Threatening letters bearing a Portland postmark similar to those that arrived at some Senate and House district and state office last week were intercepted Monday at a Washington area Senate screening facility – and each were similarly found to contain no hazardous material, say officials.
The arrival of such letters in Washington appear to continue what began last week as a number of threatening letters containing a powdery substance sent to some congressional district and home-state offices. So far, in all of the instances made public, authorities determined that the powder was either corn starch or harmless mixture of corn starch with some other ingredient.
But in an update on Monday, to Senate offices on Monday, Senate Sergeant-at Arms Terrance Gainer writes that, “Arrival of the letters in DC today is further evidence of the bothersome commitment of the individual or group behind these mailings.
“All staff, here in DC and in the state offices, should remain vigilant and follow our established mail-handling protocols,” advises Gainer.

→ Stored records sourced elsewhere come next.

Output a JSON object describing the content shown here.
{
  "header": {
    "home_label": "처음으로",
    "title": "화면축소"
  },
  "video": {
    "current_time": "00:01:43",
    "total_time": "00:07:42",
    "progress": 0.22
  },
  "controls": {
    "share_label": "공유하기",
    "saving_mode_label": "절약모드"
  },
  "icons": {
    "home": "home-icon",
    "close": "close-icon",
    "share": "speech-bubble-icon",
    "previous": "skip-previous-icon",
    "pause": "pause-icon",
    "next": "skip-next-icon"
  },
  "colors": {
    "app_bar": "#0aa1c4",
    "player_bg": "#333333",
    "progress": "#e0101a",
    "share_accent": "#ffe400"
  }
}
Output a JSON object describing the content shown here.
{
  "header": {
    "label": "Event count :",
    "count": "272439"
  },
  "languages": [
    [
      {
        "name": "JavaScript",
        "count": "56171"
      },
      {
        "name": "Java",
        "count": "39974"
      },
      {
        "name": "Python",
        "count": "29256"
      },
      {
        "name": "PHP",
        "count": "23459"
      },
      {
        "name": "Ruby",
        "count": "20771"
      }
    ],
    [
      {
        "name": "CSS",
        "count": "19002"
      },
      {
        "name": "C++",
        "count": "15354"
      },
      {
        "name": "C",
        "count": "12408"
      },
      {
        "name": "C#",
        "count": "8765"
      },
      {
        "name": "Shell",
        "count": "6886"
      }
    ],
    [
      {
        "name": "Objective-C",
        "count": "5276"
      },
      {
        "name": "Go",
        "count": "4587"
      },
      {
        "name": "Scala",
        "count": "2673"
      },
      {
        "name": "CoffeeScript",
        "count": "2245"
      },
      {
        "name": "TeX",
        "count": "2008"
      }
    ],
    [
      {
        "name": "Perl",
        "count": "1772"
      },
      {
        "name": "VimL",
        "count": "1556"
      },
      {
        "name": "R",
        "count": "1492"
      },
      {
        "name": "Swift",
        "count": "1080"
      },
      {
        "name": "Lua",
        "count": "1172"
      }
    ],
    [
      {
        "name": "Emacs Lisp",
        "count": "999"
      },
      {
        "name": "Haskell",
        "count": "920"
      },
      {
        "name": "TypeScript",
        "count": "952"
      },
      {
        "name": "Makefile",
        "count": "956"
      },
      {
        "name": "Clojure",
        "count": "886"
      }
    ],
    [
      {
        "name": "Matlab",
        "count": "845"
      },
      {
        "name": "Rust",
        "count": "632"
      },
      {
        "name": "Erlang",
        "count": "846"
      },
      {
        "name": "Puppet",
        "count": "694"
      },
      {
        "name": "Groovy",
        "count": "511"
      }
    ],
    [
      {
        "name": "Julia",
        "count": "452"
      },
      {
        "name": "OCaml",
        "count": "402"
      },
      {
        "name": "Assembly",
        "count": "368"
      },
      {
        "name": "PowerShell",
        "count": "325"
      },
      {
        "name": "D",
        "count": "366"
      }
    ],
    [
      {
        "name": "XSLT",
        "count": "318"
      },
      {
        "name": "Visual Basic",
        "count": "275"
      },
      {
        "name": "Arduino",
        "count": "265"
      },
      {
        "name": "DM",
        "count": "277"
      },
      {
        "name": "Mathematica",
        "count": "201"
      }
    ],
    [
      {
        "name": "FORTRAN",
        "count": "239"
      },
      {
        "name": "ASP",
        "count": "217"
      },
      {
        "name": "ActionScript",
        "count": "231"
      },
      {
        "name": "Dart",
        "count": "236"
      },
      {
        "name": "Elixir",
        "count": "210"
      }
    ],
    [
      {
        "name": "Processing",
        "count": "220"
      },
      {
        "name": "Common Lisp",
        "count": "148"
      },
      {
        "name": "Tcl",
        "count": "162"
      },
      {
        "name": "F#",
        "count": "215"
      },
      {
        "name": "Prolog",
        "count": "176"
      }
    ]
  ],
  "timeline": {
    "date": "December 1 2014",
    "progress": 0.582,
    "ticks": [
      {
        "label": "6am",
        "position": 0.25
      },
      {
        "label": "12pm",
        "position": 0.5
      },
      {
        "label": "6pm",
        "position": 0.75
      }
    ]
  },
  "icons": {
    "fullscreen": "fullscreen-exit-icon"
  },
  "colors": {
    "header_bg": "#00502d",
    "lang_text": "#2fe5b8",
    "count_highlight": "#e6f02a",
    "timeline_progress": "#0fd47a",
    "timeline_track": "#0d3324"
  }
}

And in a separate notification Monday, House Sergeant-at-Arms Paul Irving advised House offices that, “although no suspicious mail addressed to House Members with a DC address has been delivered, it is important to remain vigilant for any mail or package that appears out of the ordinary or contains any threats.”

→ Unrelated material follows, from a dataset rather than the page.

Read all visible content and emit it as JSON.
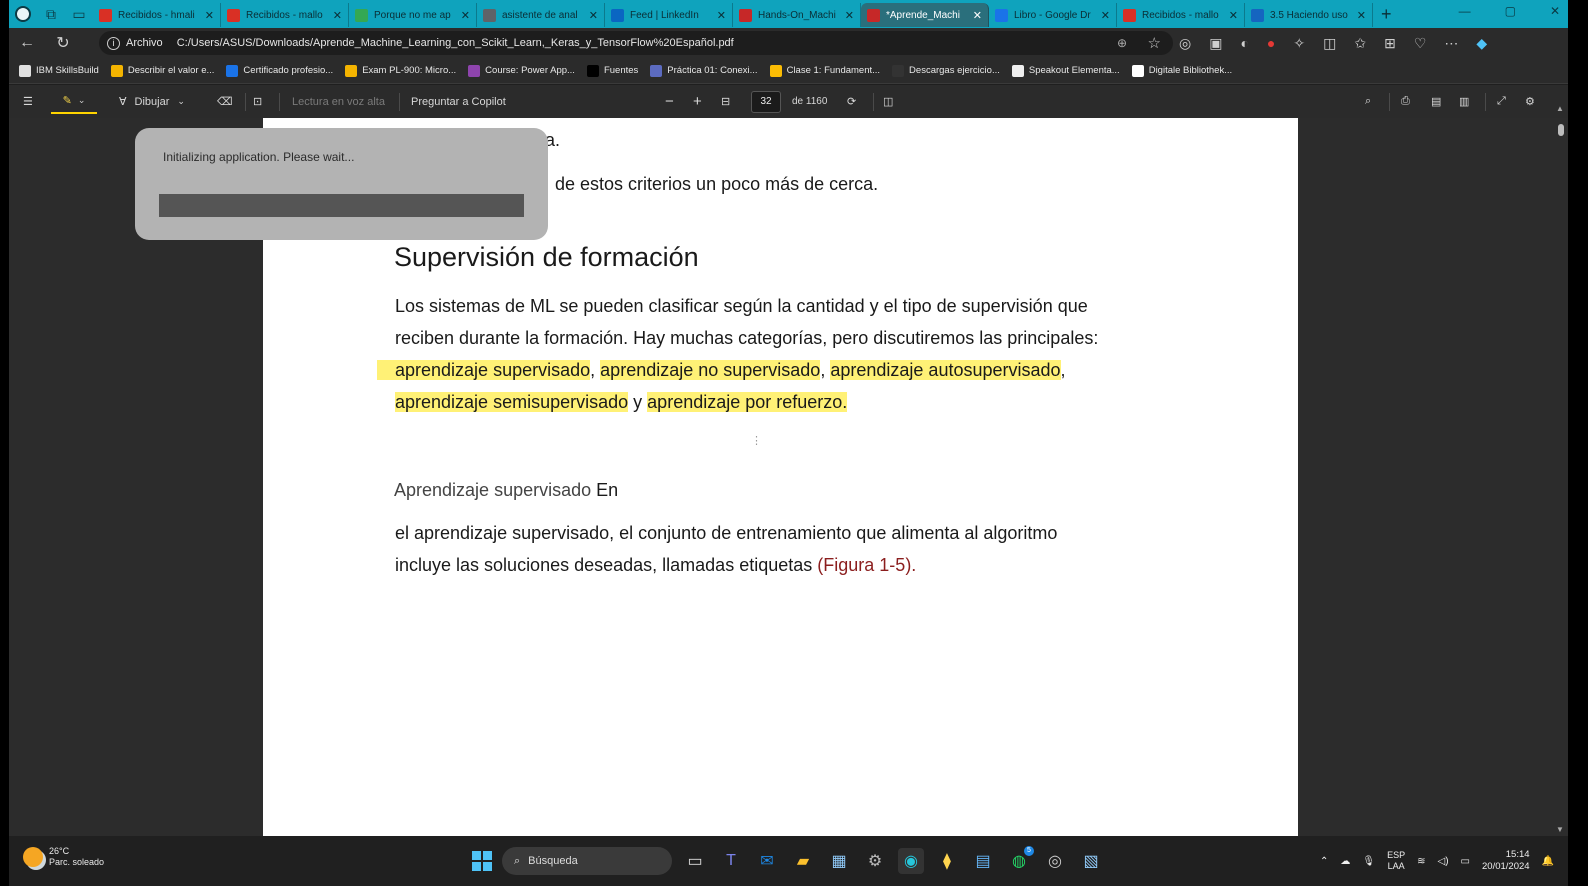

Irving’s memo also notes that House mail operations have been alerted to the potential threat and are continuing to process mail destined to the House Office Buildings “in a secure environment.”
Irving also tells the House offices that “while staff should be vigilant with mail bearing a Portland postmark, you should be on the lookout for any suspicious mail, regardless of where it originated.”
A federal criminal investigation, in coordination with the U. S. Capitol Police, is ongoing.